(Beginning of Records to process)

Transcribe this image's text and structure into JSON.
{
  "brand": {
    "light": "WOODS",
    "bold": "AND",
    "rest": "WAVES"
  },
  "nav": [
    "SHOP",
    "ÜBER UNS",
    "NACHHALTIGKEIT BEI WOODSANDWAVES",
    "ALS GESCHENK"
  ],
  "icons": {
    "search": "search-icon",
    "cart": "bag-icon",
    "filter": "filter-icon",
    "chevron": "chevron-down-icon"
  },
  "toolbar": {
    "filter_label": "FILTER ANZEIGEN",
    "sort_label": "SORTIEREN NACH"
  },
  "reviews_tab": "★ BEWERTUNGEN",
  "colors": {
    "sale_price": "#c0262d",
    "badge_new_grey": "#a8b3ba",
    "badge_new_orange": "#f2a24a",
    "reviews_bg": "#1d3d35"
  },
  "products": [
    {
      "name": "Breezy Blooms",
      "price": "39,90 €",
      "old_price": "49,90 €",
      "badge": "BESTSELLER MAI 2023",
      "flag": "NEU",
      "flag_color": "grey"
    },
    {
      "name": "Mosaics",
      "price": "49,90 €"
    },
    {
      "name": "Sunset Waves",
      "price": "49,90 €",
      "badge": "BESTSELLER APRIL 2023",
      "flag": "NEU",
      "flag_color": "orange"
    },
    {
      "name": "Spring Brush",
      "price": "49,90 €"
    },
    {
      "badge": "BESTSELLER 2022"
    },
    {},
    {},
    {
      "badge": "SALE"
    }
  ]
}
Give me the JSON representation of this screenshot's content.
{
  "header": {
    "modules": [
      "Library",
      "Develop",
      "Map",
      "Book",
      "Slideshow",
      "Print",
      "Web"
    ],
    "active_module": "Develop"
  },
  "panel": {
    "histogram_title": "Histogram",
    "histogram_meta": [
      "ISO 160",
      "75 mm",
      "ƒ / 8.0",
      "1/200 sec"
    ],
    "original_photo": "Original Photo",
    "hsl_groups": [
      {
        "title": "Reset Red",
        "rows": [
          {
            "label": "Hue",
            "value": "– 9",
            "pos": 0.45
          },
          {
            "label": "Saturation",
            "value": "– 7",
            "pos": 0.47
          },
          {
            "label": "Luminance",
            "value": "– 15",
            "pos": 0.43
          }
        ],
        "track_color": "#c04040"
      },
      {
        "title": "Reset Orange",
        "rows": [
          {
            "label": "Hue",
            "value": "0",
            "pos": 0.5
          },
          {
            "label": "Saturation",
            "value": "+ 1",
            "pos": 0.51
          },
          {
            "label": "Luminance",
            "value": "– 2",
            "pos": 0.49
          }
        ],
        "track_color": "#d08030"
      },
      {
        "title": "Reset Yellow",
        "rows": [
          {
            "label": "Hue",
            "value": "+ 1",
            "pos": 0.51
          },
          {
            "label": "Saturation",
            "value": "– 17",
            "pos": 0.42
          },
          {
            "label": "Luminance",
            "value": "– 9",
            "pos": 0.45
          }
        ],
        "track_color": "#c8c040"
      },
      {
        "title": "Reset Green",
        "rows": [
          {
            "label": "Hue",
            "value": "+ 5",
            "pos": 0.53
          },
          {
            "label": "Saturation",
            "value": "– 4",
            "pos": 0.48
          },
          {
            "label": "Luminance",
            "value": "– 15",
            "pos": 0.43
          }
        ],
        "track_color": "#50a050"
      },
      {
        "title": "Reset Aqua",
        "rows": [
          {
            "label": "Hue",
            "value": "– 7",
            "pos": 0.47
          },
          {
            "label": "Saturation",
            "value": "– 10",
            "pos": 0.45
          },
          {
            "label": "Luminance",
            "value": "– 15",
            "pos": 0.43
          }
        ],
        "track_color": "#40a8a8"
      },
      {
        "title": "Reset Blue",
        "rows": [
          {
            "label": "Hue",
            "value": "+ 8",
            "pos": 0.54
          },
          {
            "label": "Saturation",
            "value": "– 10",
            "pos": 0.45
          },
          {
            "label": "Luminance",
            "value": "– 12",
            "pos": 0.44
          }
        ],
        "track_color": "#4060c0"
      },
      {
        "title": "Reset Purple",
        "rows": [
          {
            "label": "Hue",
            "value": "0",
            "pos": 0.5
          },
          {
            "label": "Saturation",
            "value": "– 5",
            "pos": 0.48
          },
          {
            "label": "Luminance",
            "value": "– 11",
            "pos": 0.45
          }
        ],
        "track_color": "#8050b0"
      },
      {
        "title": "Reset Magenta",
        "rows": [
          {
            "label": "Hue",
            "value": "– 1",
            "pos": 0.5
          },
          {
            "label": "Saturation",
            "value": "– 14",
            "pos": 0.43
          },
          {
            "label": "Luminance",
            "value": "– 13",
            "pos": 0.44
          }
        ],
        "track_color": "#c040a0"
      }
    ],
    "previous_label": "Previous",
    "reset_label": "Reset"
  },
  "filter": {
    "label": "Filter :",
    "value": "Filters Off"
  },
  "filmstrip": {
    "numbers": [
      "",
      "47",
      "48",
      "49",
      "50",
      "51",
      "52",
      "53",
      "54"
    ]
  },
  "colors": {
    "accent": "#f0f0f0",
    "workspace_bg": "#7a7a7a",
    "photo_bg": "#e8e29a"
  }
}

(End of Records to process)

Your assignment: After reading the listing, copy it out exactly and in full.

Finished task:
Transcribe this image's text and structure into JSON.
{
  "brand": {
    "light": "WOODS",
    "bold": "AND",
    "rest": "WAVES"
  },
  "nav": [
    "SHOP",
    "ÜBER UNS",
    "NACHHALTIGKEIT BEI WOODSANDWAVES",
    "ALS GESCHENK"
  ],
  "icons": {
    "search": "search-icon",
    "cart": "bag-icon",
    "filter": "filter-icon",
    "chevron": "chevron-down-icon"
  },
  "toolbar": {
    "filter_label": "FILTER ANZEIGEN",
    "sort_label": "SORTIEREN NACH"
  },
  "reviews_tab": "★ BEWERTUNGEN",
  "colors": {
    "sale_price": "#c0262d",
    "badge_new_grey": "#a8b3ba",
    "badge_new_orange": "#f2a24a",
    "reviews_bg": "#1d3d35"
  },
  "products": [
    {
      "name": "Breezy Blooms",
      "price": "39,90 €",
      "old_price": "49,90 €",
      "badge": "BESTSELLER MAI 2023",
      "flag": "NEU",
      "flag_color": "grey"
    },
    {
      "name": "Mosaics",
      "price": "49,90 €"
    },
    {
      "name": "Sunset Waves",
      "price": "49,90 €",
      "badge": "BESTSELLER APRIL 2023",
      "flag": "NEU",
      "flag_color": "orange"
    },
    {
      "name": "Spring Brush",
      "price": "49,90 €"
    },
    {
      "badge": "BESTSELLER 2022"
    },
    {},
    {},
    {
      "badge": "SALE"
    }
  ]
}
Give me the JSON representation of this screenshot's content.
{
  "header": {
    "modules": [
      "Library",
      "Develop",
      "Map",
      "Book",
      "Slideshow",
      "Print",
      "Web"
    ],
    "active_module": "Develop"
  },
  "panel": {
    "histogram_title": "Histogram",
    "histogram_meta": [
      "ISO 160",
      "75 mm",
      "ƒ / 8.0",
      "1/200 sec"
    ],
    "original_photo": "Original Photo",
    "hsl_groups": [
      {
        "title": "Reset Red",
        "rows": [
          {
            "label": "Hue",
            "value": "– 9",
            "pos": 0.45
          },
          {
            "label": "Saturation",
            "value": "– 7",
            "pos": 0.47
          },
          {
            "label": "Luminance",
            "value": "– 15",
            "pos": 0.43
          }
        ],
        "track_color": "#c04040"
      },
      {
        "title": "Reset Orange",
        "rows": [
          {
            "label": "Hue",
            "value": "0",
            "pos": 0.5
          },
          {
            "label": "Saturation",
            "value": "+ 1",
            "pos": 0.51
          },
          {
            "label": "Luminance",
            "value": "– 2",
            "pos": 0.49
          }
        ],
        "track_color": "#d08030"
      },
      {
        "title": "Reset Yellow",
        "rows": [
          {
            "label": "Hue",
            "value": "+ 1",
            "pos": 0.51
          },
          {
            "label": "Saturation",
            "value": "– 17",
            "pos": 0.42
          },
          {
            "label": "Luminance",
            "value": "– 9",
            "pos": 0.45
          }
        ],
        "track_color": "#c8c040"
      },
      {
        "title": "Reset Green",
        "rows": [
          {
            "label": "Hue",
            "value": "+ 5",
            "pos": 0.53
          },
          {
            "label": "Saturation",
            "value": "– 4",
            "pos": 0.48
          },
          {
            "label": "Luminance",
            "value": "– 15",
            "pos": 0.43
          }
        ],
        "track_color": "#50a050"
      },
      {
        "title": "Reset Aqua",
        "rows": [
          {
            "label": "Hue",
            "value": "– 7",
            "pos": 0.47
          },
          {
            "label": "Saturation",
            "value": "– 10",
            "pos": 0.45
          },
          {
            "label": "Luminance",
            "value": "– 15",
            "pos": 0.43
          }
        ],
        "track_color": "#40a8a8"
      },
      {
        "title": "Reset Blue",
        "rows": [
          {
            "label": "Hue",
            "value": "+ 8",
            "pos": 0.54
          },
          {
            "label": "Saturation",
            "value": "– 10",
            "pos": 0.45
          },
          {
            "label": "Luminance",
            "value": "– 12",
            "pos": 0.44
          }
        ],
        "track_color": "#4060c0"
      },
      {
        "title": "Reset Purple",
        "rows": [
          {
            "label": "Hue",
            "value": "0",
            "pos": 0.5
          },
          {
            "label": "Saturation",
            "value": "– 5",
            "pos": 0.48
          },
          {
            "label": "Luminance",
            "value": "– 11",
            "pos": 0.45
          }
        ],
        "track_color": "#8050b0"
      },
      {
        "title": "Reset Magenta",
        "rows": [
          {
            "label": "Hue",
            "value": "– 1",
            "pos": 0.5
          },
          {
            "label": "Saturation",
            "value": "– 14",
            "pos": 0.43
          },
          {
            "label": "Luminance",
            "value": "– 13",
            "pos": 0.44
          }
        ],
        "track_color": "#c040a0"
      }
    ],
    "previous_label": "Previous",
    "reset_label": "Reset"
  },
  "filter": {
    "label": "Filter :",
    "value": "Filters Off"
  },
  "filmstrip": {
    "numbers": [
      "",
      "47",
      "48",
      "49",
      "50",
      "51",
      "52",
      "53",
      "54"
    ]
  },
  "colors": {
    "accent": "#f0f0f0",
    "workspace_bg": "#7a7a7a",
    "photo_bg": "#e8e29a"
  }
}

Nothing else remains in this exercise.